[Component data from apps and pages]
■ ■ ■ ■ ■

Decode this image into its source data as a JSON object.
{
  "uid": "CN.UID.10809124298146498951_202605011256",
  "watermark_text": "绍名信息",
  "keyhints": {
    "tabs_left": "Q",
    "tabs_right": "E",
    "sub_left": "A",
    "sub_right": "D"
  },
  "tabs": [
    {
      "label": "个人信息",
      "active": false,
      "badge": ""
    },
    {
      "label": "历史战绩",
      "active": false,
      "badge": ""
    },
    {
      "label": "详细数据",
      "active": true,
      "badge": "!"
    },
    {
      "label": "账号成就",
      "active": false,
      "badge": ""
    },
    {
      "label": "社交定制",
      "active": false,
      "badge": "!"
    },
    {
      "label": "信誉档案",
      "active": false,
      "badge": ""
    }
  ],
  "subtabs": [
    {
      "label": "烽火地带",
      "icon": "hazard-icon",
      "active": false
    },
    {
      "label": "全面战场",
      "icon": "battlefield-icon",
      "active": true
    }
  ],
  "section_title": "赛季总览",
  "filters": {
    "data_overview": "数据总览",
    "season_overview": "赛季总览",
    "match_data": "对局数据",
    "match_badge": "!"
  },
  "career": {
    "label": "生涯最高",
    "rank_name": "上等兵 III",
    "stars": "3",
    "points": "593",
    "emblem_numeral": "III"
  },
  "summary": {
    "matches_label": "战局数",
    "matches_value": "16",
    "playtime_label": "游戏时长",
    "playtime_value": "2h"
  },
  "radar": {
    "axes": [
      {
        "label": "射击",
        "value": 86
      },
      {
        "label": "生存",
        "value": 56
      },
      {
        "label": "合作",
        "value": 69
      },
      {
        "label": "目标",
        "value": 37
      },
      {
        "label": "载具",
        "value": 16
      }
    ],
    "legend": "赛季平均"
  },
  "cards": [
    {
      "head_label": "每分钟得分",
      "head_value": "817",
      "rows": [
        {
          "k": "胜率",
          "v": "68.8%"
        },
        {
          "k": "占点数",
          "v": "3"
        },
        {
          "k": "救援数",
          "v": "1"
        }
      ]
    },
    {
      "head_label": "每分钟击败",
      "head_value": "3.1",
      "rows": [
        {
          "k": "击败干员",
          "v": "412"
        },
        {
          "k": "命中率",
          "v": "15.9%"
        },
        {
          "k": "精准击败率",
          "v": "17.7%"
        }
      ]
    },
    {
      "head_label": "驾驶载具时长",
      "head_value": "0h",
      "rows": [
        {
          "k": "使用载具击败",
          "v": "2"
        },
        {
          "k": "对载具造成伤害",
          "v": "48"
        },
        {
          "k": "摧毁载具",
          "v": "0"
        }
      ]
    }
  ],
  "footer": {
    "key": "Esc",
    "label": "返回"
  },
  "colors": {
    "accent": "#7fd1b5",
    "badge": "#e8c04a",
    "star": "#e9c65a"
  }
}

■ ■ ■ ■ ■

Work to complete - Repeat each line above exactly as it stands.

Your response -
Decode this image into its source data as a JSON object.
{
  "uid": "CN.UID.10809124298146498951_202605011256",
  "watermark_text": "绍名信息",
  "keyhints": {
    "tabs_left": "Q",
    "tabs_right": "E",
    "sub_left": "A",
    "sub_right": "D"
  },
  "tabs": [
    {
      "label": "个人信息",
      "active": false,
      "badge": ""
    },
    {
      "label": "历史战绩",
      "active": false,
      "badge": ""
    },
    {
      "label": "详细数据",
      "active": true,
      "badge": "!"
    },
    {
      "label": "账号成就",
      "active": false,
      "badge": ""
    },
    {
      "label": "社交定制",
      "active": false,
      "badge": "!"
    },
    {
      "label": "信誉档案",
      "active": false,
      "badge": ""
    }
  ],
  "subtabs": [
    {
      "label": "烽火地带",
      "icon": "hazard-icon",
      "active": false
    },
    {
      "label": "全面战场",
      "icon": "battlefield-icon",
      "active": true
    }
  ],
  "section_title": "赛季总览",
  "filters": {
    "data_overview": "数据总览",
    "season_overview": "赛季总览",
    "match_data": "对局数据",
    "match_badge": "!"
  },
  "career": {
    "label": "生涯最高",
    "rank_name": "上等兵 III",
    "stars": "3",
    "points": "593",
    "emblem_numeral": "III"
  },
  "summary": {
    "matches_label": "战局数",
    "matches_value": "16",
    "playtime_label": "游戏时长",
    "playtime_value": "2h"
  },
  "radar": {
    "axes": [
      {
        "label": "射击",
        "value": 86
      },
      {
        "label": "生存",
        "value": 56
      },
      {
        "label": "合作",
        "value": 69
      },
      {
        "label": "目标",
        "value": 37
      },
      {
        "label": "载具",
        "value": 16
      }
    ],
    "legend": "赛季平均"
  },
  "cards": [
    {
      "head_label": "每分钟得分",
      "head_value": "817",
      "rows": [
        {
          "k": "胜率",
          "v": "68.8%"
        },
        {
          "k": "占点数",
          "v": "3"
        },
        {
          "k": "救援数",
          "v": "1"
        }
      ]
    },
    {
      "head_label": "每分钟击败",
      "head_value": "3.1",
      "rows": [
        {
          "k": "击败干员",
          "v": "412"
        },
        {
          "k": "命中率",
          "v": "15.9%"
        },
        {
          "k": "精准击败率",
          "v": "17.7%"
        }
      ]
    },
    {
      "head_label": "驾驶载具时长",
      "head_value": "0h",
      "rows": [
        {
          "k": "使用载具击败",
          "v": "2"
        },
        {
          "k": "对载具造成伤害",
          "v": "48"
        },
        {
          "k": "摧毁载具",
          "v": "0"
        }
      ]
    }
  ],
  "footer": {
    "key": "Esc",
    "label": "返回"
  },
  "colors": {
    "accent": "#7fd1b5",
    "badge": "#e8c04a",
    "star": "#e9c65a"
  }
}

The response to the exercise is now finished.